Voices and Visions
video series: selected poets
Getting the Knack, Stafford and Dunning, NCTE publication
Teacher made materials
•Research one major poet*: create a biography of him/her, collect samples of his/her poetry, read and respond to one critical essay of his/her work, and write a personal reflection of your interaction with this poet. This assignment is due by the end of the first quarter of class and will be handed in as well as presented to the class. Choice of poet must be approved prior to beginning work on this project.
•Create a personal portfolio of your writing for the semester along with your evaluations, critiques, and rough drafts or works in progress. Organize the portfolio so you can easily use it as a tool for explaining your progress in the class. Evaluation conferences will be held every four weeks. This is one of the main ways your grade will be determined in this class, and your portfolio will be the best representation of what you have accomplished. It should be in top form and display excellent organization.
•Participate weekly in workshop sessions by reading your own poem and by offering critical analysis to other students. Learn through this process to respect the fragile nature of the creative process and to nurture it and not destroy it. (Obviously this means having a new poem of your own to read on a weekly basis). Read about being a critic.
•Participate weekly in poetry readings by reading a published poem (no anonymous or teenager poetry allowed). Learn through this process to interpret the poem, to present with personal ethos a version of the poem that is yours, and to introduce it in a way that will gain your listeners' attention. Over the semester, it is expected that through feedback and by observing model readers, students will achieve mastery in poetry reading.
•Create a personal collection of poems that you or others have read and enjoyed by photocopying them and pasting them into a notebook. Check the library for books of poems. Learn to use the Internet as a source of poetry.

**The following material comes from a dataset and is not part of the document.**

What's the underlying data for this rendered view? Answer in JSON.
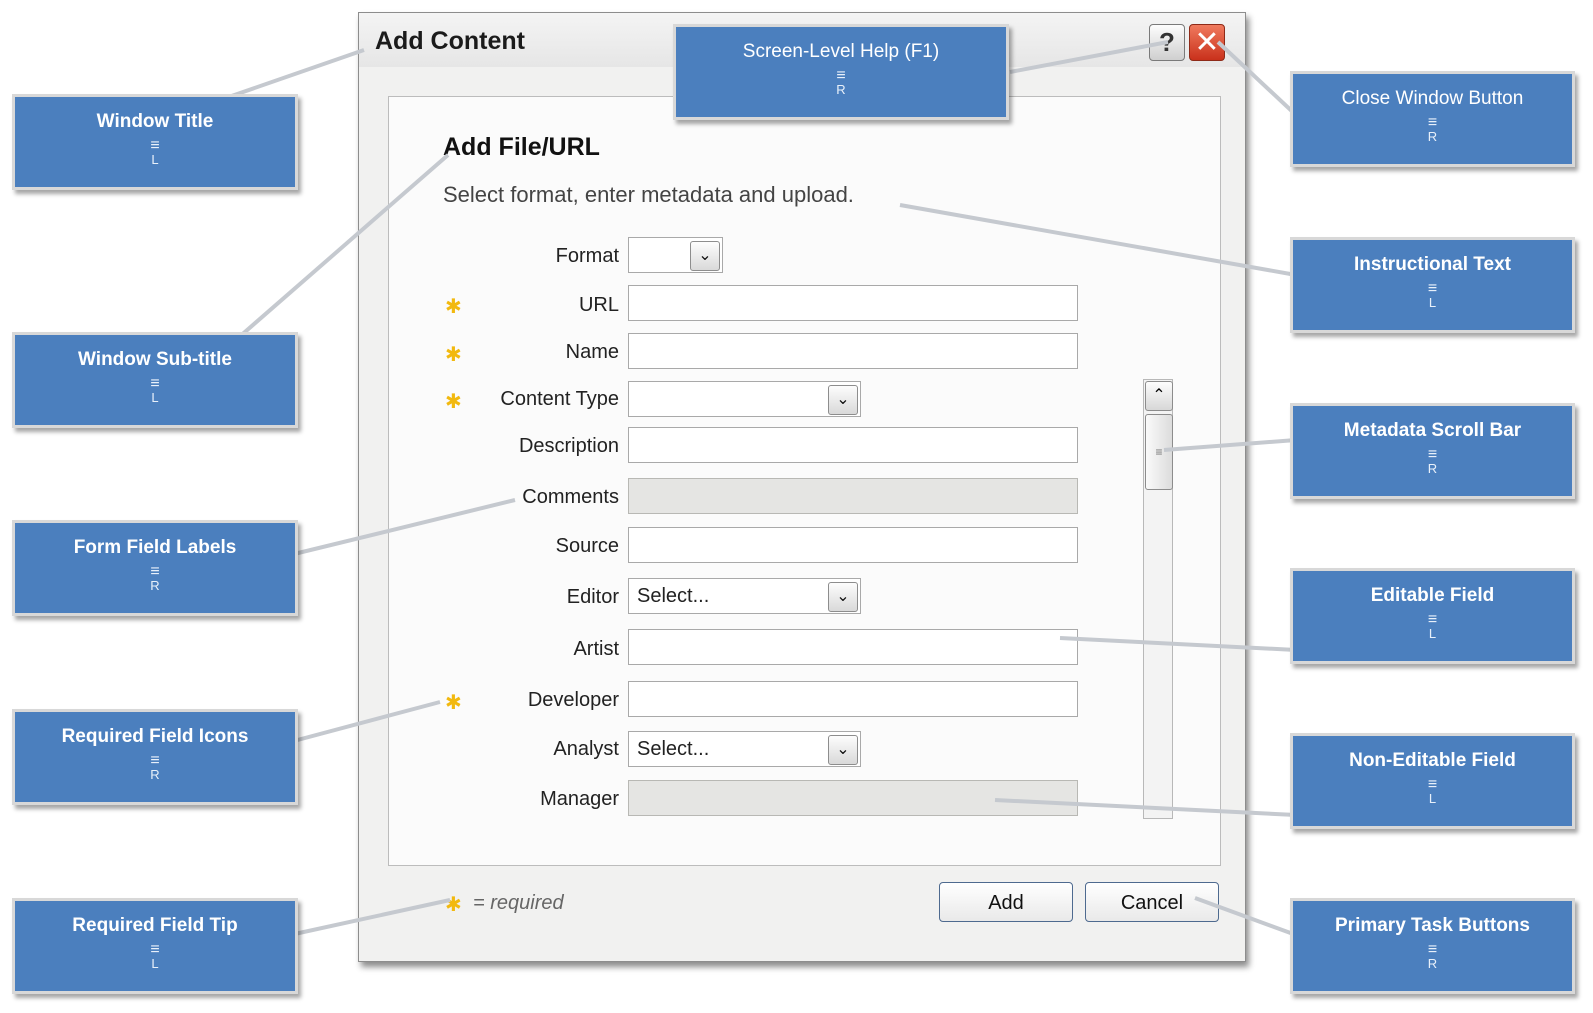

•Participate in weekly lessons on poetic technique, history of poetry, poets, etc., by taking notes as necessary, and by participating in discussions and activities geared toward helping you discover your creativity.